> **THE DATA**
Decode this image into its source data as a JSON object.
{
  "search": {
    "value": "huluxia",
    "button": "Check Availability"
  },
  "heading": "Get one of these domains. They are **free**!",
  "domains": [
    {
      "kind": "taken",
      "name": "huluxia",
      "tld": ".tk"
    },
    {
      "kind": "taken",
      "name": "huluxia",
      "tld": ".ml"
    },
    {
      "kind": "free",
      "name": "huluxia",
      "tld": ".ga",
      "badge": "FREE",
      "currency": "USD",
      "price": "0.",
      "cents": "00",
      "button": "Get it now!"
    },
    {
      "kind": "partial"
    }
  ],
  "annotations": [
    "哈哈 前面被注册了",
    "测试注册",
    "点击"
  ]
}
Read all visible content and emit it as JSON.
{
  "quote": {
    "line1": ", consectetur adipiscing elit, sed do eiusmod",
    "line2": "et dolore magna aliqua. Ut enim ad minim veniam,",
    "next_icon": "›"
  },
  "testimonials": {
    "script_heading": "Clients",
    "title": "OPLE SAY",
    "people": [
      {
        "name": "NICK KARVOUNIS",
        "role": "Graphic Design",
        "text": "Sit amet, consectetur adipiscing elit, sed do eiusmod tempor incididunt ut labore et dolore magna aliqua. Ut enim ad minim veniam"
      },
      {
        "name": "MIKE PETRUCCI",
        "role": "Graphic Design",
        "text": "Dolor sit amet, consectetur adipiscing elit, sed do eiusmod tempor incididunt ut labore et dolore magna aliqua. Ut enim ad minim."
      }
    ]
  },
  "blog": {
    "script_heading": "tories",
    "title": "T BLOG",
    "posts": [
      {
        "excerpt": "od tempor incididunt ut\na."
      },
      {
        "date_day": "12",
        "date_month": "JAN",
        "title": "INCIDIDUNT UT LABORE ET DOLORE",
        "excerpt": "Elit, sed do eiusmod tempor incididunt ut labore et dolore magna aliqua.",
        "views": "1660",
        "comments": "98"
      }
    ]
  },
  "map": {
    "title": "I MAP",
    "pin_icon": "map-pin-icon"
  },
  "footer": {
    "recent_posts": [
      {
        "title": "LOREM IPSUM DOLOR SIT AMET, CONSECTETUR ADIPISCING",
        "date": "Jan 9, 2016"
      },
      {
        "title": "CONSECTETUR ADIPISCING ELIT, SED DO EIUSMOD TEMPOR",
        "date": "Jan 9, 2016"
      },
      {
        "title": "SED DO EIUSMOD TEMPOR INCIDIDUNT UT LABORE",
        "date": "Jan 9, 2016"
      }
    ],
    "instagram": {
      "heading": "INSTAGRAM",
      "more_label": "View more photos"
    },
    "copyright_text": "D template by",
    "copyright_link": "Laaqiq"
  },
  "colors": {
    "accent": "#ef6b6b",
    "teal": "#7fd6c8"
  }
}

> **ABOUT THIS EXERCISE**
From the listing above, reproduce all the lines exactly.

> **ANSWER SPACE**
Decode this image into its source data as a JSON object.
{
  "search": {
    "value": "huluxia",
    "button": "Check Availability"
  },
  "heading": "Get one of these domains. They are **free**!",
  "domains": [
    {
      "kind": "taken",
      "name": "huluxia",
      "tld": ".tk"
    },
    {
      "kind": "taken",
      "name": "huluxia",
      "tld": ".ml"
    },
    {
      "kind": "free",
      "name": "huluxia",
      "tld": ".ga",
      "badge": "FREE",
      "currency": "USD",
      "price": "0.",
      "cents": "00",
      "button": "Get it now!"
    },
    {
      "kind": "partial"
    }
  ],
  "annotations": [
    "哈哈 前面被注册了",
    "测试注册",
    "点击"
  ]
}
Read all visible content and emit it as JSON.
{
  "quote": {
    "line1": ", consectetur adipiscing elit, sed do eiusmod",
    "line2": "et dolore magna aliqua. Ut enim ad minim veniam,",
    "next_icon": "›"
  },
  "testimonials": {
    "script_heading": "Clients",
    "title": "OPLE SAY",
    "people": [
      {
        "name": "NICK KARVOUNIS",
        "role": "Graphic Design",
        "text": "Sit amet, consectetur adipiscing elit, sed do eiusmod tempor incididunt ut labore et dolore magna aliqua. Ut enim ad minim veniam"
      },
      {
        "name": "MIKE PETRUCCI",
        "role": "Graphic Design",
        "text": "Dolor sit amet, consectetur adipiscing elit, sed do eiusmod tempor incididunt ut labore et dolore magna aliqua. Ut enim ad minim."
      }
    ]
  },
  "blog": {
    "script_heading": "tories",
    "title": "T BLOG",
    "posts": [
      {
        "excerpt": "od tempor incididunt ut\na."
      },
      {
        "date_day": "12",
        "date_month": "JAN",
        "title": "INCIDIDUNT UT LABORE ET DOLORE",
        "excerpt": "Elit, sed do eiusmod tempor incididunt ut labore et dolore magna aliqua.",
        "views": "1660",
        "comments": "98"
      }
    ]
  },
  "map": {
    "title": "I MAP",
    "pin_icon": "map-pin-icon"
  },
  "footer": {
    "recent_posts": [
      {
        "title": "LOREM IPSUM DOLOR SIT AMET, CONSECTETUR ADIPISCING",
        "date": "Jan 9, 2016"
      },
      {
        "title": "CONSECTETUR ADIPISCING ELIT, SED DO EIUSMOD TEMPOR",
        "date": "Jan 9, 2016"
      },
      {
        "title": "SED DO EIUSMOD TEMPOR INCIDIDUNT UT LABORE",
        "date": "Jan 9, 2016"
      }
    ],
    "instagram": {
      "heading": "INSTAGRAM",
      "more_label": "View more photos"
    },
    "copyright_text": "D template by",
    "copyright_link": "Laaqiq"
  },
  "colors": {
    "accent": "#ef6b6b",
    "teal": "#7fd6c8"
  }
}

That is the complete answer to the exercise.